Believe it or not, a lot of kids experience school refusal
(or attempted school refusal, anyway). What this means is that they really, really don't want to go.
While school can be a lot of fun
(Friends! Recess! Messy art!), it can also be stressful. When parents
call me with concerns about a child who hates school, they're often convinced it's because of a teacher or another student. Surely something in the classroom is to blame, right?
Adults think of school as a place where kids are constantly
interacting with other kids and having fun while learning something. Sure,
that can be the case. But we tend to look at school through rose-colored
glasses. Adults face financial stress, work stress, relationship stress and any
number of other stressors. How bad can elementary school possibly be in comparison to a house that leaks in 10 new places
each time it rains?
What we need to keep in mind, though, is that kids experience kid-sized stress throughout
the day—that stress feels big and overwhelming to them.
Super-packed curriculum means many students are learning at an
accelerated pace. Some kids no longer have P.E., music, art—or even recess. Those

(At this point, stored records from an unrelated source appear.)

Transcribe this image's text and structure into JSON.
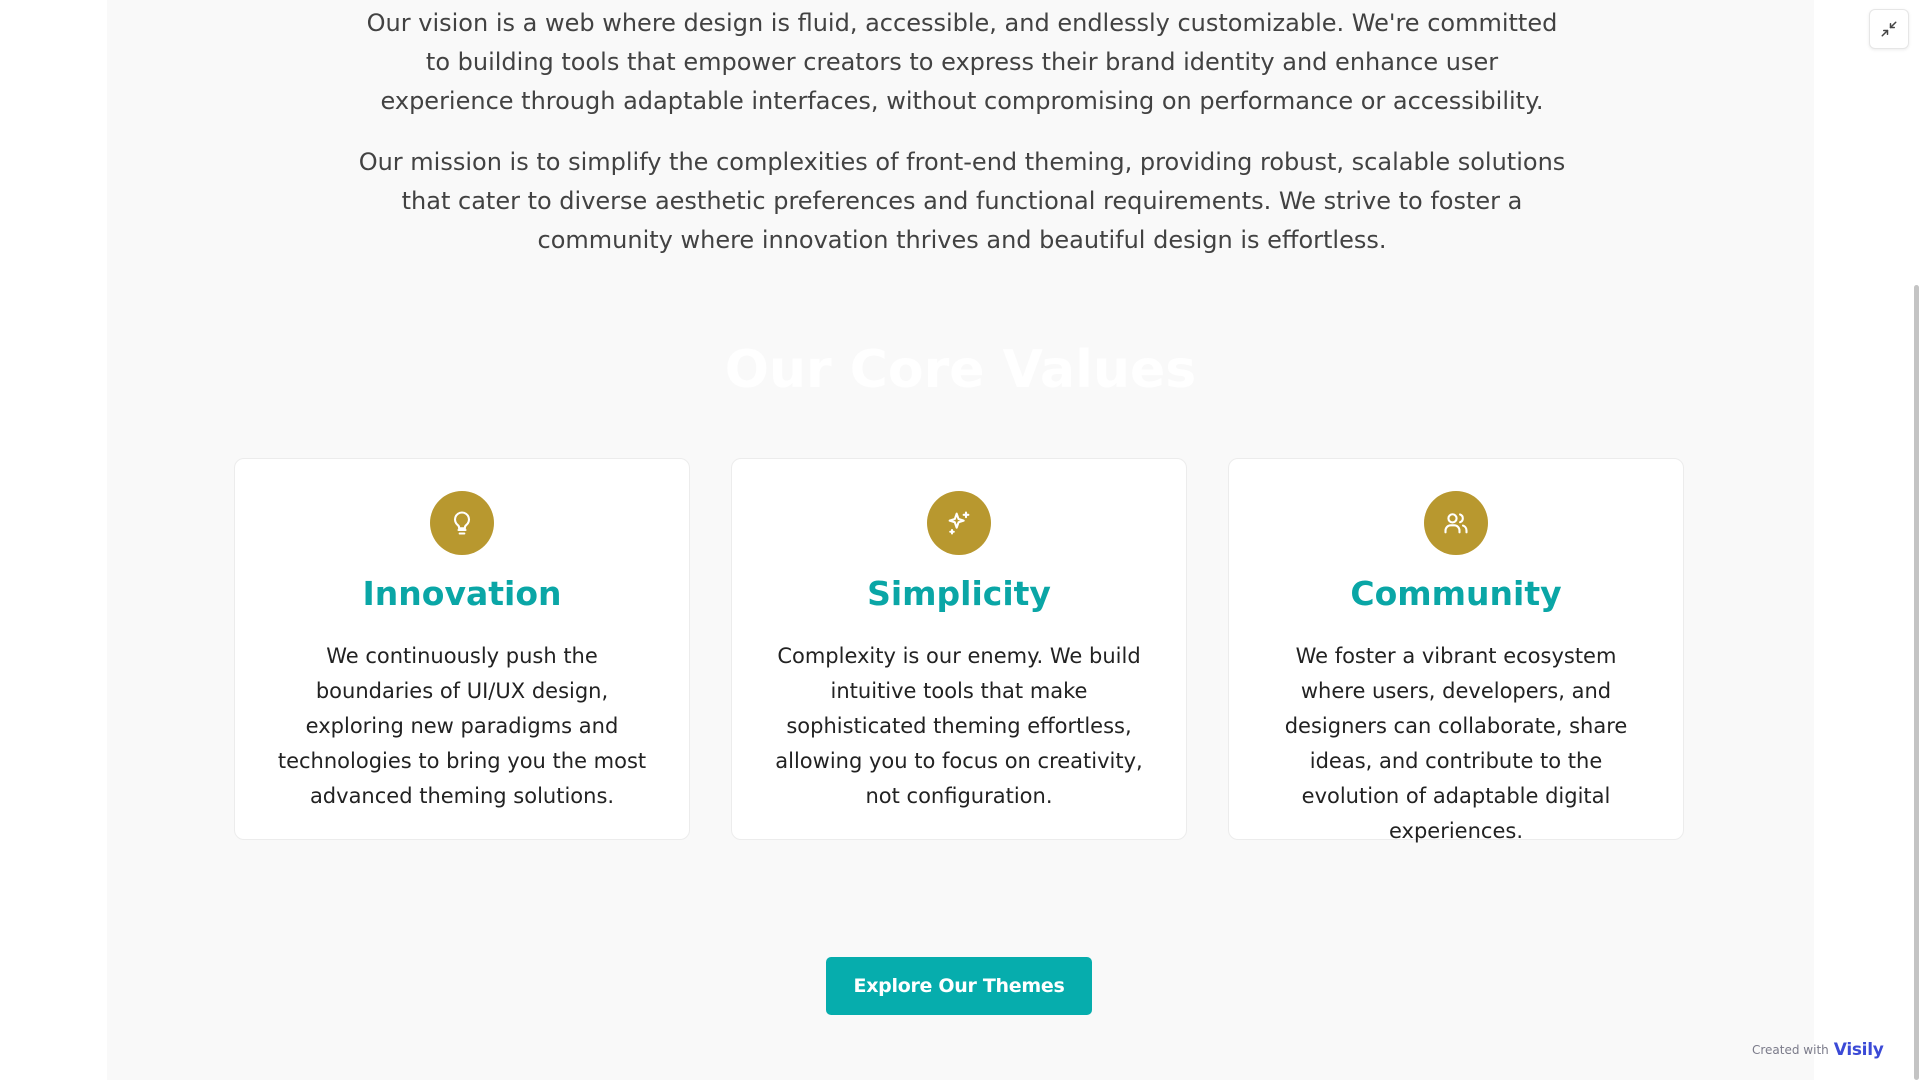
{
  "intro": {
    "vision": "Our vision is a web where design is fluid, accessible, and endlessly customizable. We're committed to building tools that empower creators to express their brand identity and enhance user experience through adaptable interfaces, without compromising on performance or accessibility.",
    "mission": "Our mission is to simplify the complexities of front-end theming, providing robust, scalable solutions that cater to diverse aesthetic preferences and functional requirements. We strive to foster a community where innovation thrives and beautiful design is effortless."
  },
  "values": {
    "heading": "Our Core Values",
    "cards": [
      {
        "icon": "lightbulb-icon",
        "title": "Innovation",
        "text": "We continuously push the boundaries of UI/UX design, exploring new paradigms and technologies to bring you the most advanced theming solutions."
      },
      {
        "icon": "sparkles-icon",
        "title": "Simplicity",
        "text": "Complexity is our enemy. We build intuitive tools that make sophisticated theming effortless, allowing you to focus on creativity, not configuration."
      },
      {
        "icon": "users-icon",
        "title": "Community",
        "text": "We foster a vibrant ecosystem where users, developers, and designers can collaborate, share ideas, and contribute to the evolution of adaptable digital experiences."
      }
    ]
  },
  "cta": {
    "label": "Explore Our Themes"
  },
  "badge": {
    "prefix": "Created with",
    "brand": "Visily"
  },
  "colors": {
    "accent": "#0aa6a6",
    "button": "#06adad",
    "icon_circle": "#b8982f",
    "page_bg": "#f9f9f9",
    "brand_logo": "#3b4ad6"
  }
}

are obvious stressors for some kids. But there are other sneaky sources of
stress that can cause a child to declare, "I hate school," before hiding under a
bed and refusing to come out.
What do you do when your kid really wants to stay home? Remain calm and follow these steps:
1. Uncover the triggers
Kids dislike school for a variety of reasons and getting to
the heart of the matter is important. Don't assume that you know what the
problem is, however, as this can lead to "solutions" that don't actually work. Find
the source of the problem by talking to both your child and your child's
A few reasons that might crop up:
Bullying, lack of friends or difficulty keeping
up with friends
Along with a more rigorous curriculum, many kids are
overscheduled these days. They sit in school all day and then run from
sport to sport and eat on the go. They don't have enough time to decompress.
They don't have enough time to just hang out and be kids.
I always encourage parents to take a good look at the
schedule. Are your kids getting 11 to 12 hours of sleep each night? Do they have
time to eat their meals at the table without rushing? Do they have time for
unstructured playtime and downtime? If any of those "basics" (which are actually things kids need) are off, your kid will
experience higher levels of stress. Would you want to sit at a desk for six
hours and pay attention when you're exhausted? Probably not.
Resist the urge to try to fix or eliminate the problem. Simply listen to your child. Each day, ask your child for his
"best/worst." Ask him to tell you the best thing that happened at school followed by the worst. Empathize on both ends.
Childhood can be stressful and confusing. It's hard for kids
to feel alone in their dislike of school, but it does happen. Providing emotional
support at home and increasing 1:1 time to connect and talk about the good and
the bad helps ease the emotional tension for your child.
Many schools genuinely appreciate parent volunteers. Whether
you help out in the classroom or help organize projects at home while your
child sits and chats with you after school, taking an active role in the school
community helps your child feel safe and secure at the school.
Strengthen your relationship with your child's teacher by
seeking out opportunities to help and, whenever possible, attend school events
with your child to showcase the fun part of going to school.